Memory, verbal onslaught and persuasive eloquence in Armah’s Two Thousand Seasons and The Healers
Memory, verbal onslaught and persuasive eloquence in Armah’s "Two Thousand Seasons and The Healers"
Language dissects thought. In language fortified with calculated verbal vituperation and persuasive eloquence, Ayi Kwei Armah takes his audience down memory lane—a retrospect (in the characteristic manner of the Sankofa model) into the original identity of the African. Sankofa dwells on the idyllic past which serves as a model for a restructured future. One hears the evocative voice of Anoa’s prophecy of two thousand seasons, wandering along other ways and finding paths of living way. The way is glaringly replete with verbal bullets with which Armah dwells on the Blackman’s indulgence. This gives rise to the flagrant losing of “the way” to the “predators” and “destroyers” in Two Thousand Seasons. In his advocacy for a restoration to the forgotten way, Armah’s verbal onslaught provokes sharp awakening that propels the people to a positive action to recover the lost way into “understanding the mind beyond despair to healing work”. In The Healers therefore, Armah’s in-depth philosophies led by the master healer, Damfo and the trainee healer, Densu provide keys to the restoration of black people and racial renewal. The focus of this study is Armah’s eloquent intellectual expressions: evocative poetic lamentation, prophecy, symbolism, and studded imagery of brutality, servitude and restoration. The work concludes by demonstrating Armah’s achievements with the deployment of linguistic weapons. Has he succeeded in making his reader / audience see clearly the Blackman’s annals of misdemeanor and the consequences? How realistic is his redemptive posture into Ebibirman; the liberated community of black people? This is the crux of this paper intertwined with Sankofa.

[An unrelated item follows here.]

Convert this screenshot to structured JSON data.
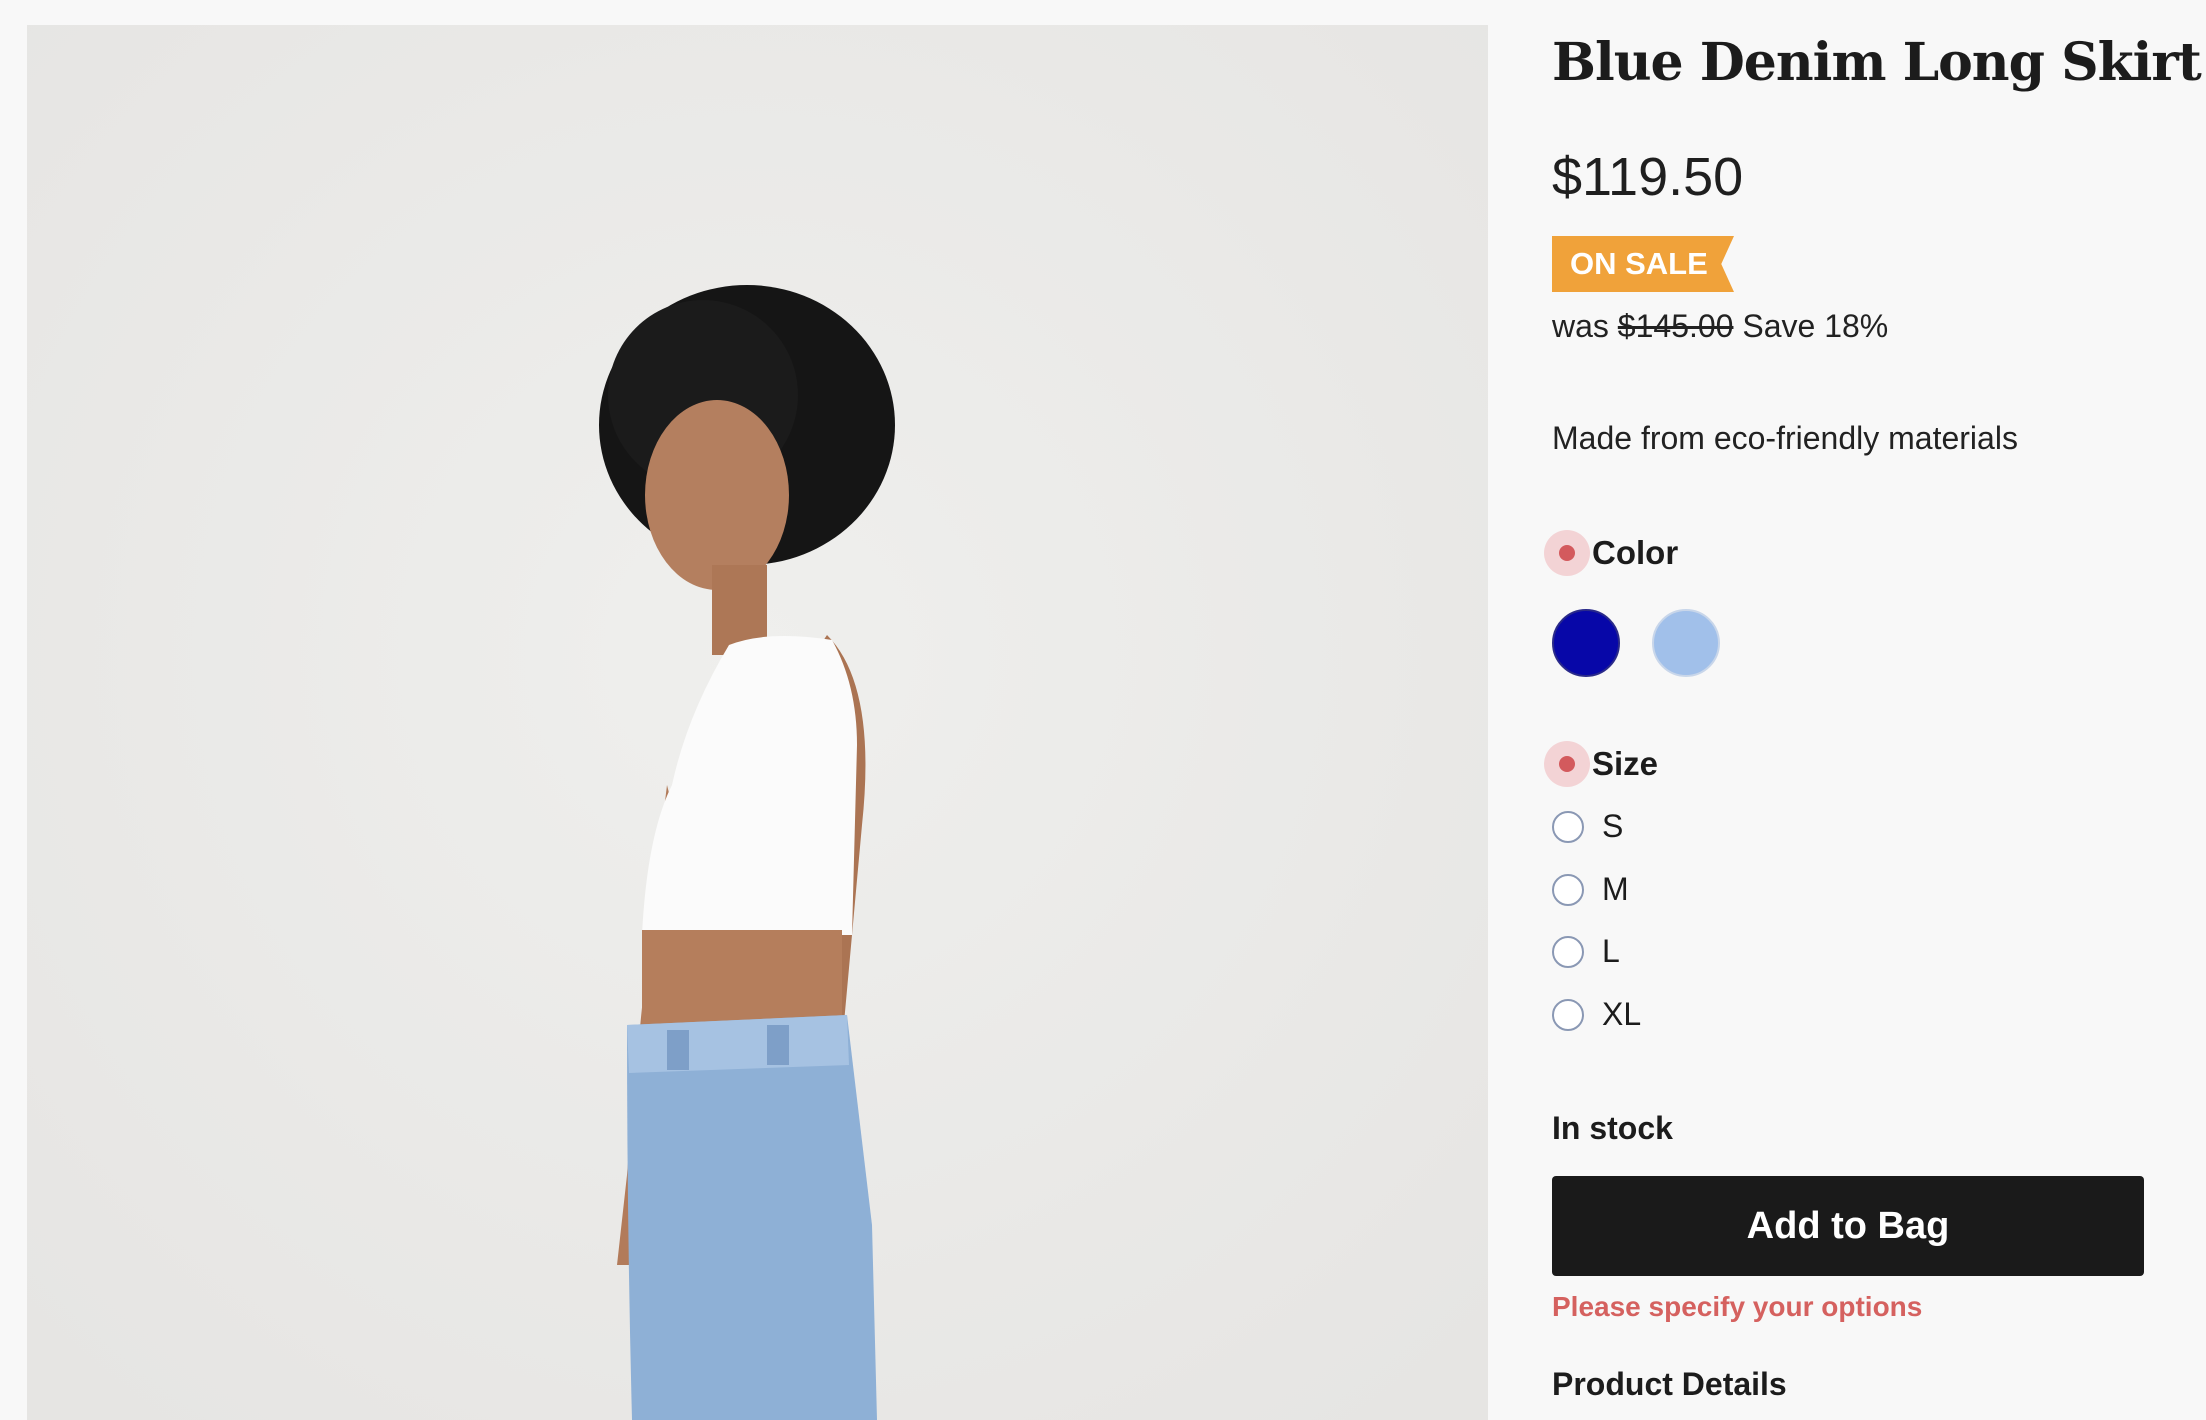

Keywords: Ayi Kwei Armah, cultural activism, memory, post-colonialism.